In Wemindji we began our visit with a stop at the Cultural Centre and met Cultural Coordinator Kerry-Lynn Stewart, Archivist Katherine Scott, and Director of Community Services Stella Lameboy-Gilpin.  They showed us the Centre’s collection of ancient fossils, archaeological findings, carvings and maps, as well as the Wemindji Sound Archive and the Place Names Project database. 

The current home of the Cree Nation of Wemindji Culture Department. 
Notes gathered on the fossils collection.

The Wemindji Sound Archive is the culmination of a project to find and store music recordings and films from the region.  The Archive is available for visitors to enjoy at a playing station on the premises. 

Archive Poster

                      The Wemindji Sound Archive – available for visitors to peruse and enjoy.

   Old recordings and films were tranferred to CDs to ensure they can be played in the future, as old

                 format players – like record, cassette, and VHS players – begin to fall out of use.

We were also introduced to the Place Names Project – a database of maps and audio bringing together personal stories of the land with specific geographic locations.  The database may be searched with the assistance of staff.

Together we discussed cataloguing processes and the importance of backing up catalogue databases to off-site locations/servers in case of emergencies.  We were also able to offer some tips on safe environments for artefact storage and display, as Kerry-Lynn moves the Cultural Centre to a new temporary space soon. 

Then we went to the Cree Nation of Wemindji Adminstration Building and looked at the artworks and reproduced historic photographs that are currently on display.  We talked about providing a safe, secure storage space for these items as the collection grows and works are rotated off the walls.

We finished our visit in Wemindji by meeting with Youcef Larbi of The Cree Mineral Exploration Board.
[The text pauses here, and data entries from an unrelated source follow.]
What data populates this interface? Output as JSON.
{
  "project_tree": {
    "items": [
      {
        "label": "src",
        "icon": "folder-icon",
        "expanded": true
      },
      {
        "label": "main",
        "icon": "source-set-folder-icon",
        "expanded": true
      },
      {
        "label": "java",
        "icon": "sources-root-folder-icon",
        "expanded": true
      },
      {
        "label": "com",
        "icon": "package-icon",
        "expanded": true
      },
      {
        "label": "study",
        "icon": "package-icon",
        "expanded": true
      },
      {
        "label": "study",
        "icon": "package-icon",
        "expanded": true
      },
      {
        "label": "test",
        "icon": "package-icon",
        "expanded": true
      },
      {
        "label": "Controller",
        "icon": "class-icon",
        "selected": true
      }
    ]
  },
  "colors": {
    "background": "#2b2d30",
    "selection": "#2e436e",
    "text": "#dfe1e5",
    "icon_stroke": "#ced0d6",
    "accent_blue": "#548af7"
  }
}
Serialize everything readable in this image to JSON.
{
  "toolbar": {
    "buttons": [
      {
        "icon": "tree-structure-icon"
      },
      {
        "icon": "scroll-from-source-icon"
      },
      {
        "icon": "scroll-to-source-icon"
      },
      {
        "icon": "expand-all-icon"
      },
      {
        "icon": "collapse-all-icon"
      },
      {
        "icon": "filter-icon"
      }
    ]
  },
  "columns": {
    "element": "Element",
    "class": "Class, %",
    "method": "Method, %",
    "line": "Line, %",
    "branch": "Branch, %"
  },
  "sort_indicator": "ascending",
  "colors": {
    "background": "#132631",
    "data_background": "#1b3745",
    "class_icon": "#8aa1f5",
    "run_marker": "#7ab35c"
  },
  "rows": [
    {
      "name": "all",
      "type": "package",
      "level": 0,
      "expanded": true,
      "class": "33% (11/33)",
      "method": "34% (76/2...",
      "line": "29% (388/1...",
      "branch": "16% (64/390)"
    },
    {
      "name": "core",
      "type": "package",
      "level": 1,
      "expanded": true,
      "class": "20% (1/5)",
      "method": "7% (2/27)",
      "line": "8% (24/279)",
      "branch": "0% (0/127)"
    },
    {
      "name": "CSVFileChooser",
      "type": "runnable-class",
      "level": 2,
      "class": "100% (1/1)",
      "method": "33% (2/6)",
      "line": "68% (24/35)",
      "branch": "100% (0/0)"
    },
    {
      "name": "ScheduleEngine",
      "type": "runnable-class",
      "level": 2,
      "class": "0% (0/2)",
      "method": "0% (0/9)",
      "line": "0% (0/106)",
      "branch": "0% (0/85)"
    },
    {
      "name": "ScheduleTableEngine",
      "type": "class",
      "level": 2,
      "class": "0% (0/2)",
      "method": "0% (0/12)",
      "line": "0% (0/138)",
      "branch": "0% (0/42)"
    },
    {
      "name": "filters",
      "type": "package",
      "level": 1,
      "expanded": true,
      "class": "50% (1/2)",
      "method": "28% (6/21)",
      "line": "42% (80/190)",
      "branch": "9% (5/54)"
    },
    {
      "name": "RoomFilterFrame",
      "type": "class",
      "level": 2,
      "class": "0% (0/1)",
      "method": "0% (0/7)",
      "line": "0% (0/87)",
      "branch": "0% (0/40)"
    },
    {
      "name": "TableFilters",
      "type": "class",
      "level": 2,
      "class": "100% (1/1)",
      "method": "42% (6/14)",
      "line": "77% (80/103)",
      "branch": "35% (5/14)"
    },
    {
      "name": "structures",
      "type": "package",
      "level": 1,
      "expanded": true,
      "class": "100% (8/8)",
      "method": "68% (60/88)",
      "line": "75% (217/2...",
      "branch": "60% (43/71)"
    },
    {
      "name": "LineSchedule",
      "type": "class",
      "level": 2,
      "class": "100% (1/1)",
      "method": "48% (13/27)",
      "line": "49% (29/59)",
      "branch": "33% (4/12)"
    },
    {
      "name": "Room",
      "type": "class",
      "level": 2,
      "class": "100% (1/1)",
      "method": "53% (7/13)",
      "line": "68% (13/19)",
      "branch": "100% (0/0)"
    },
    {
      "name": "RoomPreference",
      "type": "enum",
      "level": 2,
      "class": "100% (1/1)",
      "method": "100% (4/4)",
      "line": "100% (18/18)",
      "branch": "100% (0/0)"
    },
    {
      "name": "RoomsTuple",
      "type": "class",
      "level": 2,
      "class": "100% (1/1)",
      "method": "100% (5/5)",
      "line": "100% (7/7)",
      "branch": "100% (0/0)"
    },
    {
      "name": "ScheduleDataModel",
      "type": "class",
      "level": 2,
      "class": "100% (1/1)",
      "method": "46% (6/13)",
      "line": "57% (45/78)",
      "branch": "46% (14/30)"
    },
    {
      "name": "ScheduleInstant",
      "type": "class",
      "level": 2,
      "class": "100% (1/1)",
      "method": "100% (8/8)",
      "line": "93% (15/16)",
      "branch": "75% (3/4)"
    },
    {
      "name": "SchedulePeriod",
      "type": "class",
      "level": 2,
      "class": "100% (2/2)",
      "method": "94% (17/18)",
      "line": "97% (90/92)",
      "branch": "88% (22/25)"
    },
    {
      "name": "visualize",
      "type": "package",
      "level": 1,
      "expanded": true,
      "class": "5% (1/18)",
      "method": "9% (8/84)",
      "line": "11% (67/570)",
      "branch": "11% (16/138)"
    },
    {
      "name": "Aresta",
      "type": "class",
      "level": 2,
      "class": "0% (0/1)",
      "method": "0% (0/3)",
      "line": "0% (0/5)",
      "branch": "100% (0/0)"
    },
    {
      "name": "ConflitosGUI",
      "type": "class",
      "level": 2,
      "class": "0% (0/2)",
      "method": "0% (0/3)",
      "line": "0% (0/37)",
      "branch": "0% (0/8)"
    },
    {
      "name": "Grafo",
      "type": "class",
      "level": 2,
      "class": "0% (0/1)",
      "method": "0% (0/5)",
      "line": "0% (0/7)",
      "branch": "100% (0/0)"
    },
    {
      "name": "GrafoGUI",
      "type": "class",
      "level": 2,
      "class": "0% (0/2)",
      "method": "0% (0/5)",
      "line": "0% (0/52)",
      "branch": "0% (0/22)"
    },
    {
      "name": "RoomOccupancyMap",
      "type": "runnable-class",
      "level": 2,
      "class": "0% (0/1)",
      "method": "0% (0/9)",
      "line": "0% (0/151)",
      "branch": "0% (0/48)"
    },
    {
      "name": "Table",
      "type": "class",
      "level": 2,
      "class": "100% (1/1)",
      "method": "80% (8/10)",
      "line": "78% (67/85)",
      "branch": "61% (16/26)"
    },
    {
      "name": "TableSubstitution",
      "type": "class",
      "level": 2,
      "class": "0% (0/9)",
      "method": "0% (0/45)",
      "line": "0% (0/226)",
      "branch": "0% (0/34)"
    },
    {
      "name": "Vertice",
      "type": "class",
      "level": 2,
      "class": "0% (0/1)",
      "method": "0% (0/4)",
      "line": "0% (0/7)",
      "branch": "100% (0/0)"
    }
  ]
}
Youcef showed us his collection of raw mineral samples and discussed his methods of collection and analysis.  Through study of these mineral samples, Youcef can interpret the geological history of the James Bay region, and is able to discuss which properties of these natural resources have been desirable to the Cree overtime – for example, for tool making.

Youcef Larbi and part of his collection of rock samples from the James Bay region.

Then we made our way to Eastmain.  In Eastmain we met with Deputy-Chief Johnny Tomatuk, who talked about Cultral Coordinator, Jamie Moses’, project to collect, scan and reprint photographs from community members for display in the Cree Nation of Eastmain Administration Building.  (We will talk to Jamie about his project when he returns to the office).  We walked around the building and enjoyed looking at the results of the project – wonderful images capturing personal moments or aerial views of the community overtime that are safe for use in the office setting as they are non-original, scanned copies that have been hard-board mounted.  This means that the original photographs will not be subjected to the harsh lights of an office setting, nor the knocks and spills of this busy space.

A reprinted photo mounted for display in the Cree Nation of Eastmain Administration Building.

Next, we visited the Cultural Centre to look at photos of local elders that are hung around the building.  We were fortunate to find a community member who could identify all of the individuals in the photographs – information which is easily forgotten with passing generations. 

Finally, we made a personal stop: visiting Lisa’s aunt Lillian Moses.  We looked through Lillian’s vast collection of photographs and discussed options for their documentation and preservation.  Though Lillian has switched to digital photography in recent years, and is able to save image files in multiple places for safe-keeping, her decades of prints and negatives require special care in storage and handling to last.   

Lisa and her aunt Lillian Moses look through family photographs together, discussing the people and stories they capture.

We are headed to Waswanipi and Mistissini next – a new schedule to follow soon!